Of course, in the United States we rely on law to tell us what behavior is acceptable and what behavior is not acceptable. It seems imperative to examine what the Constitution says about free speech, and also what the Supreme Court has ruled are legitimate forms of speech and what are not.

According to the 1st amendment of the Constitution: Congress shall make no law respecting an establishment of religion, or prohibiting the free exercise thereof; or abridging the freedom of speech, or of the press; or the right of the people peaceably to assemble, and to petition the Government for a redress of grievances. While this helps to clarify what the limitations on government are in regards to freedom of speech, it does little to clarify what limitations there are on free speech when the speech does not involve the government.

Fortunately, the Supreme Court has helped to clarify freedom of speech in various instances.
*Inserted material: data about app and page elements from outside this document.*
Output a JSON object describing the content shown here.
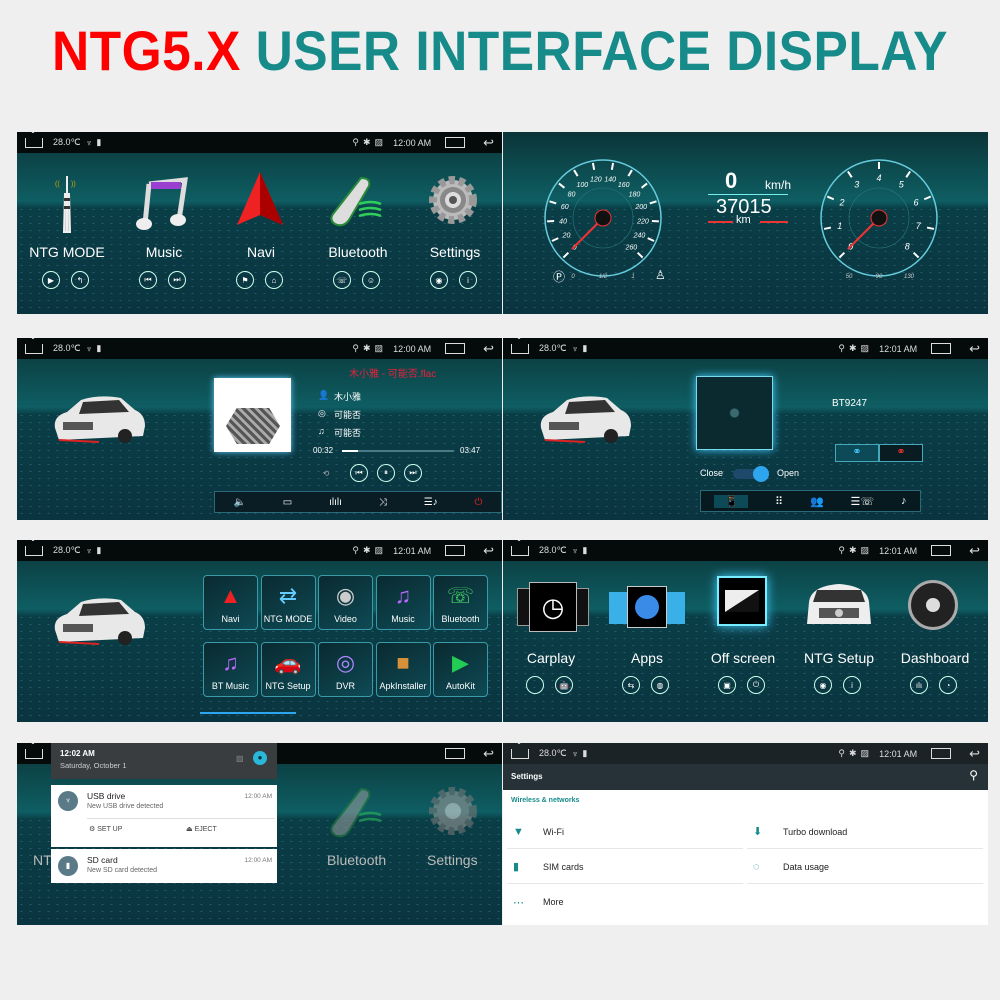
{
  "header": {
    "part1": "NTG5.X",
    "part2": "USER INTERFACE DISPLAY"
  },
  "status": {
    "temp": "28.0℃",
    "usb": "♆",
    "sd": "▮",
    "loc": "⚲",
    "bt": "✱",
    "nosim": "▨",
    "back": "↩",
    "time_a": "12:00 AM",
    "time_b": "12:01 AM"
  },
  "home1": {
    "items": [
      {
        "label": "NTG MODE",
        "icon": "antenna-tower",
        "b1": "▶",
        "b2": "↰"
      },
      {
        "label": "Music",
        "icon": "music-note",
        "b1": "⏮",
        "b2": "⏭"
      },
      {
        "label": "Navi",
        "icon": "navigation-arrow",
        "b1": "⚑",
        "b2": "⌂"
      },
      {
        "label": "Bluetooth",
        "icon": "phone-handset",
        "b1": "☏",
        "b2": "☺"
      },
      {
        "label": "Settings",
        "icon": "gear",
        "b1": "◉",
        "b2": "i"
      }
    ]
  },
  "dashboard": {
    "speed": "0",
    "speed_unit": "km/h",
    "odometer": "37015",
    "odo_unit": "km",
    "speed_ticks": [
      "0",
      "20",
      "40",
      "60",
      "80",
      "100",
      "120",
      "140",
      "160",
      "180",
      "200",
      "220",
      "240",
      "260"
    ],
    "rpm_ticks": [
      "0",
      "1",
      "2",
      "3",
      "4",
      "5",
      "6",
      "7",
      "8"
    ],
    "fuel_ticks": [
      "0",
      "1/2",
      "1"
    ],
    "temp_ticks": [
      "50",
      "90",
      "130"
    ],
    "speed_value": 0,
    "rpm_value": 0
  },
  "music": {
    "file": "木小雅 - 可能否.flac",
    "artist": "木小雅",
    "album": "可能否",
    "title": "可能否",
    "elapsed": "00:32",
    "total": "03:47",
    "progress": 0.14,
    "controls": [
      "⟲",
      "⏮",
      "⏸",
      "⏭"
    ],
    "bottom": [
      "🔈",
      "▭",
      "ılılı",
      "⤨",
      "☰♪",
      "⏻"
    ]
  },
  "bt": {
    "device": "BT9247",
    "close": "Close",
    "open": "Open",
    "toggle_on": true,
    "tabs": [
      "📱",
      "⠿",
      "👥",
      "☰☏",
      "♪"
    ]
  },
  "apps": {
    "row1": [
      {
        "label": "Navi",
        "icon": "▲"
      },
      {
        "label": "NTG MODE",
        "icon": "⇄"
      },
      {
        "label": "Video",
        "icon": "◉"
      },
      {
        "label": "Music",
        "icon": "♫"
      },
      {
        "label": "Bluetooth",
        "icon": "☏"
      }
    ],
    "row2": [
      {
        "label": "BT Music",
        "icon": "♫"
      },
      {
        "label": "NTG Setup",
        "icon": "🚗"
      },
      {
        "label": "DVR",
        "icon": "◎"
      },
      {
        "label": "ApkInstaller",
        "icon": "■"
      },
      {
        "label": "AutoKit",
        "icon": "▶"
      }
    ]
  },
  "home2": {
    "items": [
      {
        "label": "Carplay",
        "b1": "",
        "b2": "🤖"
      },
      {
        "label": "Apps",
        "b1": "⇆",
        "b2": "◍"
      },
      {
        "label": "Off screen",
        "b1": "▣",
        "b2": "⏻"
      },
      {
        "label": "NTG Setup",
        "b1": "◉",
        "b2": "i"
      },
      {
        "label": "Dashboard",
        "b1": "ılı",
        "b2": "◔"
      }
    ]
  },
  "notifications": {
    "time": "12:02 AM",
    "date": "Saturday, October 1",
    "items": [
      {
        "title": "USB drive",
        "text": "New USB drive detected",
        "time": "12:00 AM",
        "a1": "SET UP",
        "a2": "EJECT"
      },
      {
        "title": "SD card",
        "text": "New SD card detected",
        "time": "12:00 AM"
      }
    ],
    "bg_labels": [
      "NT",
      "Bluetooth",
      "Settings"
    ]
  },
  "settings": {
    "title": "Settings",
    "section": "Wireless & networks",
    "items": [
      {
        "label": "Wi-Fi",
        "icon": "wifi"
      },
      {
        "label": "Turbo download",
        "icon": "download"
      },
      {
        "label": "SIM cards",
        "icon": "sim"
      },
      {
        "label": "Data usage",
        "icon": "data"
      },
      {
        "label": "More",
        "icon": "more"
      }
    ],
    "accent": "#168b8a"
  }
}
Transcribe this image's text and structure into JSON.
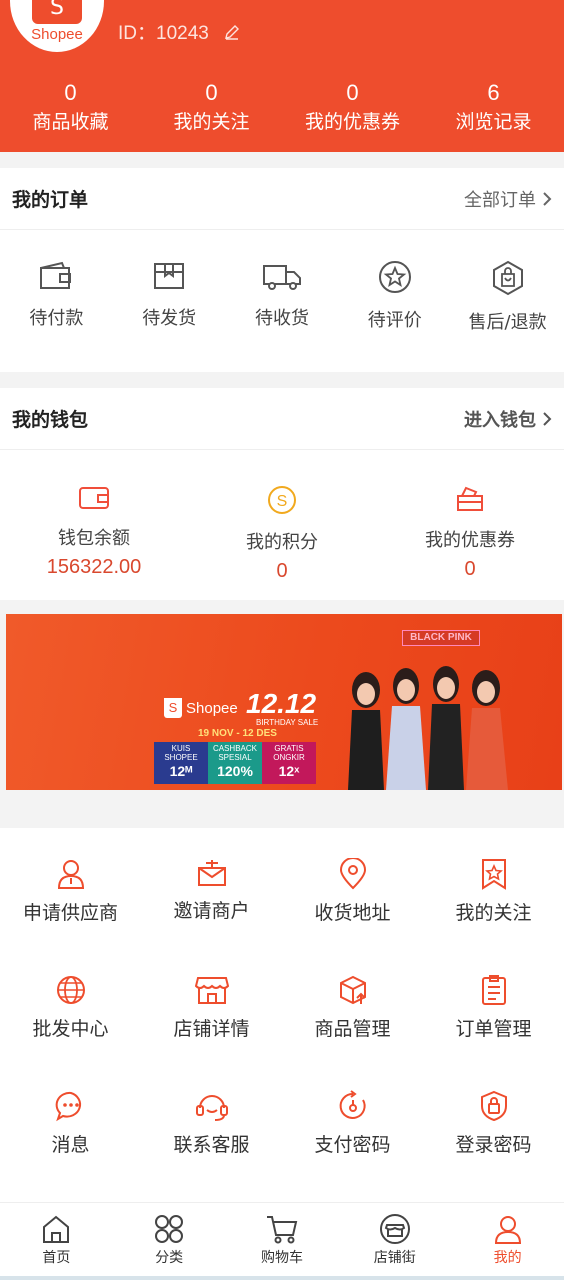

According the Court’s decisions, freedom of speech includes the right not to salute the flag (West Virginia Board of Education v. Barnette, 319 U.S. 624 (1943)), the right to symbolic speech, including burning the flag (Tinker v. Des Moines, 393 U.S. 503 (1969); Texas v. Johnson, 491 U.S. 397 (1989); United States v. Eichman, 496 U.S. 310 (1990)), the right to use offensive speech to convey political messages (Cohen v. California, 403 U.S. 15 (1971)), and to contribute money (under certain circumstances) to political campaigns (Buckley v. Valeo, 424 U.S. 1 (1976); Citizens United v. Federal Election Commission 558 U.S. 310 (2010)). We can see from these decisions that the Court has ruled that there are many forms of legitimate political speech and that such speech is not simply limited to spoken words.

The Court has also specified what is not included in freedom of speech. This includes such activities as incitement (Schenck v. United States, 249 U.S. 47 (1919)), making or distributing obscene materials (Roth v. United States, 354 U.S. 476 (1957)), burning draft cards as an anti-war protest (United States v. O’Brien, 391 U.S. 367 (1968)), and advocating illegal drug use at a school-sponsored events (Morse v. Frederick, __ U.S. __ (2007)). Again, these decisions help us to narrow our conception of what is legitimate political speech.

According to the Constitution, it appears that the NFL players do have a constitutional right to free speech and protest, and are acting within the legal parameters that have been set out by the Supreme Court. With a legal question set aside, the question becomes if it is correct to use rights in such a manner.

So, can speech be stopped?

Sometimes, people do not speak out against injustice because they fear the reaction of others. In some cases, it becomes a question of what exactly is political speech, and what is speech that is intended simply to get a reaction. Another question then becomes about speech that some may consider offensive. In considering whether offensive speech should be allowed we can consider such things as how many people are offended and the general interest of the community. In arguing this, however, it becomes necessary to prioritize one set of values over another. In other words, we must compare the value of free speech with the value of some other good, in this case patriotism.

One of the biggest issues at hand in any debate about freedom of speech deals with the competing values of a society. In this instance, the competing values are those of respecting the flag and using an elevated public platform speaking out against injustice.  If one can show a direct harm to another person’s rights, then it would seem that a sanction would be sensible. If one cannot, however, show harm then it may not be legitimate to impose a sanction on the person or persons speaking.

Published on December 15, 2017